++++ Data ++++

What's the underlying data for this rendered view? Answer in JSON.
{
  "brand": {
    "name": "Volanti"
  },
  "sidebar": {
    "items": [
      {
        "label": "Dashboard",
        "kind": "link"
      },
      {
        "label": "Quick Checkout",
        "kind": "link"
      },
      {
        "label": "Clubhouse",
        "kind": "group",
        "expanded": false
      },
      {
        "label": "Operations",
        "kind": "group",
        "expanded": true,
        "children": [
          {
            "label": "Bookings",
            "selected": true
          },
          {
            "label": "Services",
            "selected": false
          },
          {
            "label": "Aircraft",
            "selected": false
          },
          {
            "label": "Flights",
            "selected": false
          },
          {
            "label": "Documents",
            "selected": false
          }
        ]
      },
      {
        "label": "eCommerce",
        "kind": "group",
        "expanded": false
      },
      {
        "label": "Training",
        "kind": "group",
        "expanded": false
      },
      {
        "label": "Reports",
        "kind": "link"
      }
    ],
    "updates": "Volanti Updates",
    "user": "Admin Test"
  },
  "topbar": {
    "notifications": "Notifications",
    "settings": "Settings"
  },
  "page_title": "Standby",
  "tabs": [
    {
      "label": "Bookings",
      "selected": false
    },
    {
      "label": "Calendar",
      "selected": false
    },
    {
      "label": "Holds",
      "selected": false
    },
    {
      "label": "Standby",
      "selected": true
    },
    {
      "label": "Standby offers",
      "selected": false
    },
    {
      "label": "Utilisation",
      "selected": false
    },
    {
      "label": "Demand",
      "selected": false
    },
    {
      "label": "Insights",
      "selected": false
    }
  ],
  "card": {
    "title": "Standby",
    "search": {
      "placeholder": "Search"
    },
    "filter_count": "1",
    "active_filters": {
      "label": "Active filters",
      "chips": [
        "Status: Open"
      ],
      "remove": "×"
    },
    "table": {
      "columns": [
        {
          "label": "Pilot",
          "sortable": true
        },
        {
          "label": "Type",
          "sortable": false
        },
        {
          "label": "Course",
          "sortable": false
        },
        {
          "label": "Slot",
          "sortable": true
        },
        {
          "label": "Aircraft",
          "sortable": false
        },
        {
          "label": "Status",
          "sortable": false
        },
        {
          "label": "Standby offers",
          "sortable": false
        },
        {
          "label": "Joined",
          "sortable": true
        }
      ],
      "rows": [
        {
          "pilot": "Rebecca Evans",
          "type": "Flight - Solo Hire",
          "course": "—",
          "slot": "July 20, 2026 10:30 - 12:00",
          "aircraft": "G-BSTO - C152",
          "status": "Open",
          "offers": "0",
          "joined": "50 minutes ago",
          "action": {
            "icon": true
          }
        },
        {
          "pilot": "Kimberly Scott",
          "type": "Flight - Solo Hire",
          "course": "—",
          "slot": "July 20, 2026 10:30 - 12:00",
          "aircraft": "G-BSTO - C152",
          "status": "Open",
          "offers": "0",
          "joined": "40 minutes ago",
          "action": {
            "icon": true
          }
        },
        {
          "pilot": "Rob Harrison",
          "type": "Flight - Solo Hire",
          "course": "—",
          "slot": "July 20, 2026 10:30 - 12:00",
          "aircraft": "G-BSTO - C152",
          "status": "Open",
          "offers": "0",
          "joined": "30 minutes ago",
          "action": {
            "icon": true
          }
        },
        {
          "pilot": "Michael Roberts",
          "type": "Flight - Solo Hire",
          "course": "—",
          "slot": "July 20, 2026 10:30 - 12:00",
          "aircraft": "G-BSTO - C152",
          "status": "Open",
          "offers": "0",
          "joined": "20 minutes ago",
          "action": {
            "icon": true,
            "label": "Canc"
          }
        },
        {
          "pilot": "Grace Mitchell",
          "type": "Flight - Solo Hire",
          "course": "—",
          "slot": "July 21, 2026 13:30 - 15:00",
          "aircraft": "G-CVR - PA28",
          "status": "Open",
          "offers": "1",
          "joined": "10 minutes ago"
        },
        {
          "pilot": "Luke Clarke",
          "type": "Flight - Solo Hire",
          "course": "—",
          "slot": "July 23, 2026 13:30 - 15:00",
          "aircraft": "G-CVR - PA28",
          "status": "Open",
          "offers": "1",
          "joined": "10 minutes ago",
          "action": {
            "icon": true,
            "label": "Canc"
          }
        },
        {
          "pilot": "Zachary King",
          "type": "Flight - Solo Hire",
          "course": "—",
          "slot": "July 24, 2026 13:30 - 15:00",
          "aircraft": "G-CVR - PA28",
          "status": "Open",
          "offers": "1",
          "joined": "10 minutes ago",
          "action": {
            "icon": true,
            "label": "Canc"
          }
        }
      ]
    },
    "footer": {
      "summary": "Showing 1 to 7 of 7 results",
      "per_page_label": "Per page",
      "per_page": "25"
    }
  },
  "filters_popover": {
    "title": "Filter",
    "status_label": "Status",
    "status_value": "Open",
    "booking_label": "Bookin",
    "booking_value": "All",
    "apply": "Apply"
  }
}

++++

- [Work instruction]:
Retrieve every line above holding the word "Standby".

- [Exercise answer]:
  "page_title": "Standby",
      "label": "Standby",
      "label": "Standby offers",
    "title": "Standby",
          "label": "Standby offers",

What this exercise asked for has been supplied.